*** Data section Section Begins ***
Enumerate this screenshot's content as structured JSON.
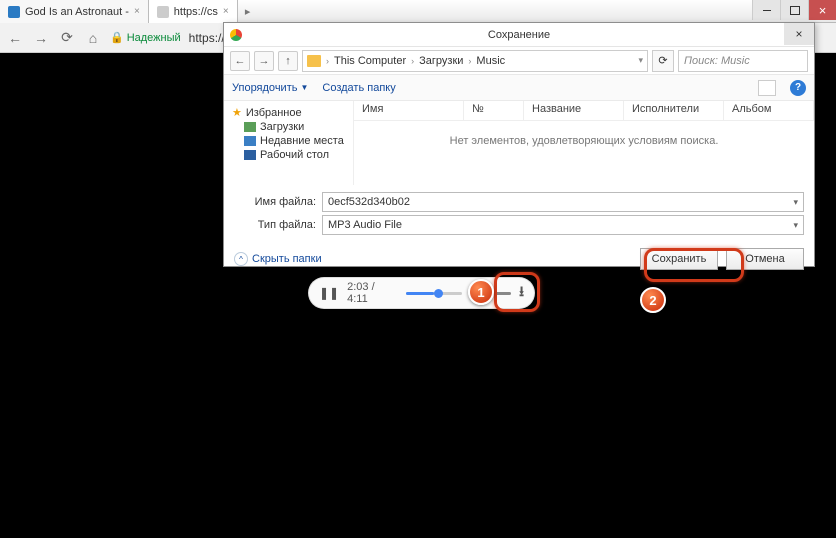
{
  "tabs": [
    {
      "title": "God Is an Astronaut - ",
      "active": false
    },
    {
      "title": "https://cs",
      "active": true
    }
  ],
  "addressbar": {
    "secure_label": "Надежный",
    "url": "https://c"
  },
  "player": {
    "time_current": "2:03",
    "time_total": "4:11",
    "separator": "/"
  },
  "dialog": {
    "title": "Сохранение",
    "nav": {
      "crumb_computer": "This Computer",
      "crumb_downloads": "Загрузки",
      "crumb_music": "Music",
      "search_placeholder": "Поиск: Music"
    },
    "toolbar": {
      "organize": "Упорядочить",
      "new_folder": "Создать папку"
    },
    "tree": {
      "favorites": "Избранное",
      "downloads": "Загрузки",
      "recent": "Недавние места",
      "desktop": "Рабочий стол"
    },
    "columns": {
      "name": "Имя",
      "number": "№",
      "title": "Название",
      "artists": "Исполнители",
      "album": "Альбом"
    },
    "empty_msg": "Нет элементов, удовлетворяющих условиям поиска.",
    "fields": {
      "filename_label": "Имя файла:",
      "filename_value": "0ecf532d340b02",
      "filetype_label": "Тип файла:",
      "filetype_value": "MP3 Audio File"
    },
    "bottom": {
      "hide_folders": "Скрыть папки",
      "save": "Сохранить",
      "cancel": "Отмена"
    }
  },
  "callouts": {
    "one": "1",
    "two": "2"
  }
}
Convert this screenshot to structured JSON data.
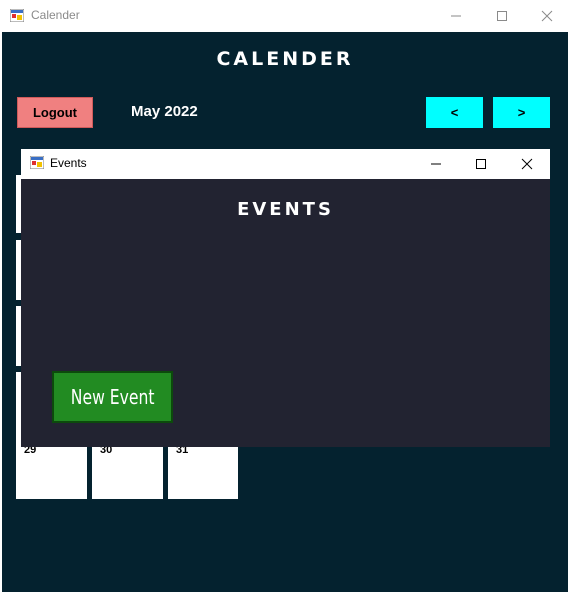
{
  "main_window": {
    "title": "Calender",
    "app_icon": "windows-forms-icon",
    "controls": [
      "minimize-icon",
      "maximize-icon",
      "close-icon"
    ]
  },
  "calendar": {
    "heading": "CALENDER",
    "logout_label": "Logout",
    "month_label": "May 2022",
    "prev_label": "<",
    "next_label": ">",
    "visible_days": [
      "29",
      "30",
      "31"
    ]
  },
  "events_window": {
    "title": "Events",
    "app_icon": "windows-forms-icon",
    "controls": [
      "minimize-icon",
      "maximize-icon",
      "close-icon"
    ],
    "heading": "EVENTS",
    "new_event_label": "New Event"
  },
  "colors": {
    "main_background": "#04222f",
    "dialog_background": "#222331",
    "logout_button": "#f08080",
    "nav_buttons": "#00ffff",
    "new_event_button": "#228b22"
  }
}
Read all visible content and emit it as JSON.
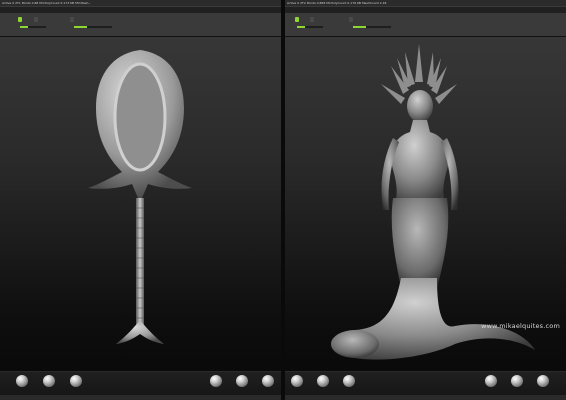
{
  "left_window": {
    "info_bar": "Active 0 2T1  Points 0.68 Mil  PolyCount 0.173 KB 5M  Mesh..."
  },
  "right_window": {
    "info_bar": "Active 0 2T2  Points 0.868 Mil  PolyCount 0.176 KB  MeshCount 2.18",
    "watermark": "www.mikaelquites.com"
  },
  "colors": {
    "accent": "#8ed631",
    "background_top": "#3b3b3b",
    "background_bottom": "#070707"
  }
}
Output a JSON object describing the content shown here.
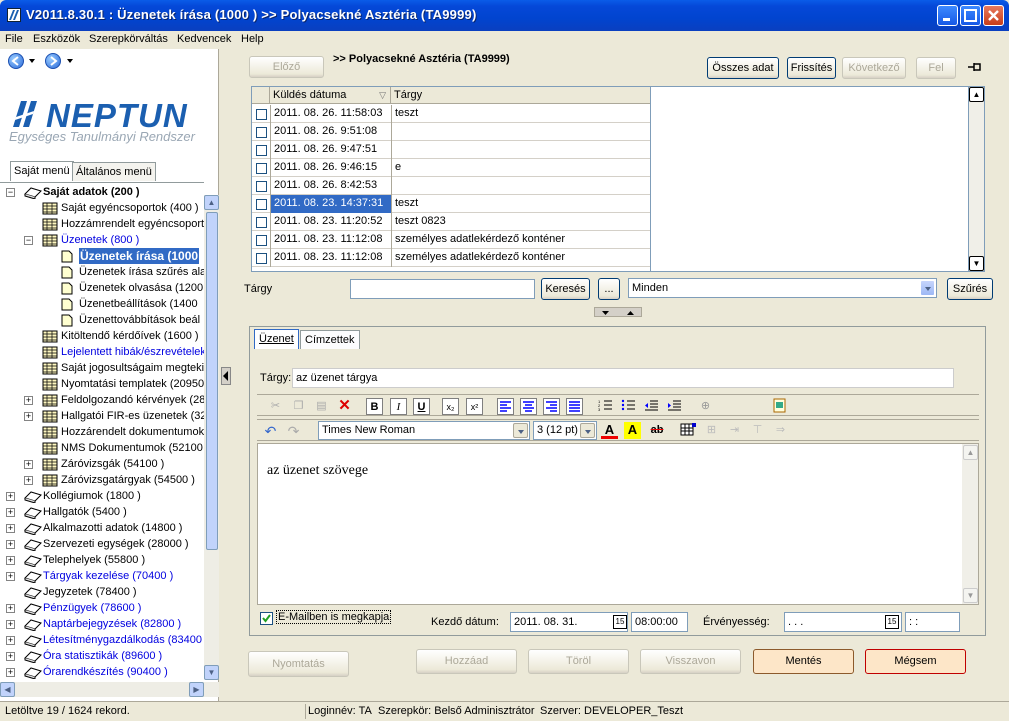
{
  "window": {
    "title": "V2011.8.30.1 : Üzenetek írása (1000  )  >> Polyacsekné Asztéria (TA9999)"
  },
  "menu": [
    "File",
    "Eszközök",
    "Szerepkörváltás",
    "Kedvencek",
    "Help"
  ],
  "logo": {
    "word": "NEPTUN",
    "sub": "Egységes Tanulmányi Rendszer"
  },
  "left_tabs": [
    "Saját menü",
    "Általános menü"
  ],
  "tree": [
    {
      "label": "Saját adatok (200  )",
      "level": 0,
      "bold": true,
      "exp": "−"
    },
    {
      "label": "Saját egyéncsoportok (400  )",
      "level": 1
    },
    {
      "label": "Hozzámrendelt egyéncsoporto",
      "level": 1
    },
    {
      "label": "Üzenetek (800  )",
      "level": 1,
      "blue": true,
      "exp": "−"
    },
    {
      "label": "Üzenetek írása (1000",
      "level": 2,
      "selected": true
    },
    {
      "label": "Üzenetek írása szűrés ala",
      "level": 2
    },
    {
      "label": "Üzenetek olvasása (1200",
      "level": 2
    },
    {
      "label": "Üzenetbeállítások (1400",
      "level": 2
    },
    {
      "label": "Üzenettovábbítások beál",
      "level": 2
    },
    {
      "label": "Kitöltendő kérdőívek (1600  )",
      "level": 1
    },
    {
      "label": "Lejelentett hibák/észrevételek",
      "level": 1,
      "blue": true
    },
    {
      "label": "Saját jogosultságaim megtekir",
      "level": 1
    },
    {
      "label": "Nyomtatási templatek (20950",
      "level": 1
    },
    {
      "label": "Feldolgozandó kérvények (28",
      "level": 1,
      "exp": "+"
    },
    {
      "label": "Hallgatói FIR-es üzenetek (32",
      "level": 1,
      "exp": "+"
    },
    {
      "label": "Hozzárendelt dokumentumok",
      "level": 1
    },
    {
      "label": "NMS Dokumentumok (52100",
      "level": 1
    },
    {
      "label": "Záróvizsgák (54100  )",
      "level": 1,
      "exp": "+"
    },
    {
      "label": "Záróvizsgatárgyak (54500  )",
      "level": 1,
      "exp": "+"
    },
    {
      "label": "Kollégiumok (1800  )",
      "level": 0,
      "exp": "+"
    },
    {
      "label": "Hallgatók (5400  )",
      "level": 0,
      "exp": "+"
    },
    {
      "label": "Alkalmazotti adatok (14800  )",
      "level": 0,
      "exp": "+"
    },
    {
      "label": "Szervezeti egységek (28000  )",
      "level": 0,
      "exp": "+"
    },
    {
      "label": "Telephelyek (55800  )",
      "level": 0,
      "exp": "+"
    },
    {
      "label": "Tárgyak kezelése (70400  )",
      "level": 0,
      "blue": true,
      "exp": "+"
    },
    {
      "label": "Jegyzetek (78400  )",
      "level": 0
    },
    {
      "label": "Pénzügyek (78600  )",
      "level": 0,
      "blue": true,
      "exp": "+"
    },
    {
      "label": "Naptárbejegyzések (82800  )",
      "level": 0,
      "blue": true,
      "exp": "+"
    },
    {
      "label": "Létesítménygazdálkodás (83400",
      "level": 0,
      "blue": true,
      "exp": "+"
    },
    {
      "label": "Óra statisztikák (89600  )",
      "level": 0,
      "blue": true,
      "exp": "+"
    },
    {
      "label": "Órarendkészítés (90400  )",
      "level": 0,
      "blue": true,
      "exp": "+"
    }
  ],
  "top": {
    "prev": "Előző",
    "breadcrumb": ">> Polyacsekné Asztéria (TA9999)",
    "all_data": "Összes adat",
    "refresh": "Frissítés",
    "next": "Következő",
    "up": "Fel"
  },
  "grid": {
    "headers": [
      "Küldés dátuma",
      "Tárgy"
    ],
    "rows": [
      [
        "2011. 08. 26. 11:58:03",
        "teszt"
      ],
      [
        "2011. 08. 26. 9:51:08",
        ""
      ],
      [
        "2011. 08. 26. 9:47:51",
        ""
      ],
      [
        "2011. 08. 26. 9:46:15",
        "e"
      ],
      [
        "2011. 08. 26. 8:42:53",
        ""
      ],
      [
        "2011. 08. 23. 14:37:31",
        "teszt"
      ],
      [
        "2011. 08. 23. 11:20:52",
        "teszt 0823"
      ],
      [
        "2011. 08. 23. 11:12:08",
        "személyes adatlekérdező konténer"
      ],
      [
        "2011. 08. 23. 11:12:08",
        "személyes adatlekérdező konténer"
      ]
    ],
    "selected_index": 5
  },
  "search": {
    "label": "Tárgy",
    "value": "",
    "search_btn": "Keresés",
    "dots_btn": "...",
    "filter_value": "Minden",
    "filter_btn": "Szűrés"
  },
  "message_tabs": [
    "Üzenet",
    "Címzettek"
  ],
  "subject": {
    "label": "Tárgy:",
    "value": "az üzenet tárgya"
  },
  "editor": {
    "font": "Times New Roman",
    "size": "3 (12 pt)",
    "body": "az üzenet szövege"
  },
  "footer": {
    "email_label": "E-Mailben is megkapja",
    "start_label": "Kezdő dátum:",
    "start_date": "2011. 08. 31.",
    "start_time": "08:00:00",
    "valid_label": "Érvényesség:",
    "valid_date": " .   .   .",
    "valid_time": " :  :",
    "cal_icon": "15"
  },
  "actions": {
    "print": "Nyomtatás",
    "add": "Hozzáad",
    "delete": "Töröl",
    "revoke": "Visszavon",
    "save": "Mentés",
    "cancel": "Mégsem"
  },
  "status": {
    "records": "Letöltve 19 / 1624 rekord.",
    "login": "Loginnév: TA",
    "role": "Szerepkör: Belső Adminisztrátor",
    "server": "Szerver: DEVELOPER_Teszt"
  },
  "colors": {
    "accent": "#316ac5",
    "save_bg": "#fde6c8",
    "cancel_border": "#c00000"
  }
}
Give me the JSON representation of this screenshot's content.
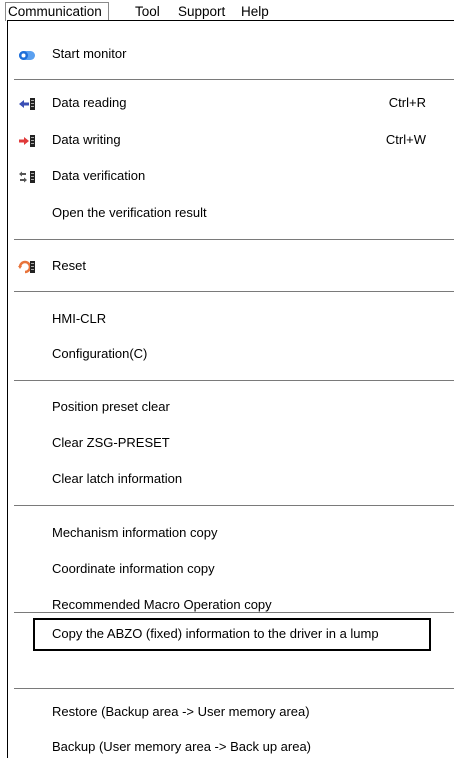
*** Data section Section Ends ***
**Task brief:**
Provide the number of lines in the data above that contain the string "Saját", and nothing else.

**Written reply:**
4